Nobody seems to be surprised that large scale shale oil and gas exploitation began from 2008 – 2009 onwards, at the precise moment when the US, embroiled in the crisis and with sluggish consumption, and having the least need, when the price of oil suffered its biggest drop to trade around $40 a barrel (the price of gas also having suffered a similar fall at the time).
Chart 1 – left, US shale oil production, 2000-2024 (EIA forecast after 2013). Right, price of a barrel of WTI crude, 2002-2012. Sources : Bloomberg/EIA/AXA, Repsol
It certainly isn’t technological development that has caused this craze, since fracking has been known and used since 1947, whilst horizontal drilling was developed in the 70s. Neither do high prices explain this takeoff, since the breakeven price for shale oil profitability is around $75-$80 a barrel, a price barely exceeded for a year before 2009 (then only surpassed long-term from 2011). Therefore, the drive is coming from elsewhere.
Chart 2 – US oil consumption (blue), production (red) and imports (green), 1970-2012. Source : FRBSF.

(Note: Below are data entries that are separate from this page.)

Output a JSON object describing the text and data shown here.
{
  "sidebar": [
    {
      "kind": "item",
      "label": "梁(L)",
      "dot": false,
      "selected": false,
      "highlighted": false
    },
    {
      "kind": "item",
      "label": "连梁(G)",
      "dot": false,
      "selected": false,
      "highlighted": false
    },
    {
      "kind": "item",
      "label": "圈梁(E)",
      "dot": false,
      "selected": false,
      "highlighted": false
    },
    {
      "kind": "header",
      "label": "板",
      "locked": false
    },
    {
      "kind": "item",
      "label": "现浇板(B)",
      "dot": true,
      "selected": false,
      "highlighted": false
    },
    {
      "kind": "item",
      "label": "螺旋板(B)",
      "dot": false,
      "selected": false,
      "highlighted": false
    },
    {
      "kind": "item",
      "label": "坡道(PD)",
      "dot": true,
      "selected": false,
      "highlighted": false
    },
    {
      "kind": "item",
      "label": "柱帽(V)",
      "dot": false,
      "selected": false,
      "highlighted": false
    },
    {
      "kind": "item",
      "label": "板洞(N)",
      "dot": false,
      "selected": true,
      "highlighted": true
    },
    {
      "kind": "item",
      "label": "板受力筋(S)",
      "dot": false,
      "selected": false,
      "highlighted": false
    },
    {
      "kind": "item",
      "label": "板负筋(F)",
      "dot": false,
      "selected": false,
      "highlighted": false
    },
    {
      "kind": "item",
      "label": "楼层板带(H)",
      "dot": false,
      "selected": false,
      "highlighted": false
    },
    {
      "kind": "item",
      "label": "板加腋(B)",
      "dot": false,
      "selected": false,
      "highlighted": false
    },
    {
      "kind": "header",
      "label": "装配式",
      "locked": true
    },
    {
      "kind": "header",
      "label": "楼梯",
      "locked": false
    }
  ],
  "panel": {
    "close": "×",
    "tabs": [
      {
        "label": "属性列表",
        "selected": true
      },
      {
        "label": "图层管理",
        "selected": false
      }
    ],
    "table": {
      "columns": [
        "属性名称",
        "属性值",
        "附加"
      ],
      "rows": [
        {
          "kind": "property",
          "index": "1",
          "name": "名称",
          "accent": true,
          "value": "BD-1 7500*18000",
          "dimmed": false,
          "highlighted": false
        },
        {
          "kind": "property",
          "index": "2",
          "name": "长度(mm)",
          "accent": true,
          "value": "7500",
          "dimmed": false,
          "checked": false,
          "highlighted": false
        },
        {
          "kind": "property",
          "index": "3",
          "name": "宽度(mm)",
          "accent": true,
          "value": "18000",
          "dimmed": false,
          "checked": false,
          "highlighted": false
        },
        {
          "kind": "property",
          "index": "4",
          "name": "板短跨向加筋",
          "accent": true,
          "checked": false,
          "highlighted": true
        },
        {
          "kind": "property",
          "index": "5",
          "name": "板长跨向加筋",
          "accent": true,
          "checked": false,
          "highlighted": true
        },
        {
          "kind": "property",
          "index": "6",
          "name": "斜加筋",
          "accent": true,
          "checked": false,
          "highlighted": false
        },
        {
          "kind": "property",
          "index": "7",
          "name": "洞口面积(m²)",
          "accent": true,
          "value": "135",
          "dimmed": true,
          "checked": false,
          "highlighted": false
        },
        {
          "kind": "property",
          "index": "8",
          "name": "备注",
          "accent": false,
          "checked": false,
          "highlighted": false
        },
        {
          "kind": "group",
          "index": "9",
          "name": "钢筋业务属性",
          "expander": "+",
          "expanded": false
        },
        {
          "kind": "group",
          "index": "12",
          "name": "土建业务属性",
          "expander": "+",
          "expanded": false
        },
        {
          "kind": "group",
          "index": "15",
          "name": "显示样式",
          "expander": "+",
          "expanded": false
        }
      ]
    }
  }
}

What has been promised to the oil companies who have thrown themselves into shale oil, in a full economic crisis that depresses oil prices, whilst the latter must remain high to ensure the project’s profitability? Has no one seen the dangers, or the weak prospects? We doubt it. The wells are being depleted at enormous speed: in just two years their production has fallen fivefold.
To ensure a total rising production, more wells are always needed therefore, and at an alarming rate (currently 1500 new wells a year in the Bakken Formation).
Chart 4 – Bakken production (black) and that the number of wells (brown), based on two scenarios: 1500 new wells a year (current rate solid lines), or 2000 wells a year (dotted lines). Source : J. David Hughes.
One should certainly be surprised that all these oil companies have launched themselves body and soul into this adventure, carelessly despite a more than doubtful profitability, now seeing them in difficulty, and hearing estimates of available reserves slashed very year. Even on Wall Street some, and not a few, think that the party is over. In May, the reserves of the largest US shale oil field were officially revised downwards by 96%… going from the equivalent of two years US consumption to just one month. An official Washington report, dated December 2013, even forecasts that the country’s production peak will be reached in 2016, at 9.5 million barrels a day, far from the current consumption of 18.9 million barrels a day. US energy independence doesn’t seem to be for tomorrow.
The suspicion over shale oil will occupy the thoughts of our readers especially as….. the estimates of world shale gas/oil reserves are largely made by… the US. Just seeing the references mentioned in all the articles on the subject: in Poland the numbers come from US statistics ; it was the US who revised French reserves downwards by 24% in June 2013 ; etc.
All the numbers, or almost all, on Wikipedia are American. The most complete report on world reserves is American… In this case is the “wish” of many governments’ to exploit their basement completely free?
Finally, since the 1970s the US has prohibited the export of their oil: this means that all their shale oil production remains fully in the US. If the shale oil boom was of the scale touted by the media, why is it that the price of US oil (WTI) didn’t collapse long ago?
In summary, the official line of a “revolution” seems very hard to believe… And if it is a scam, then one must understand who benefits… Subscribe to the GEAB to read the rest of the article
 Compare above.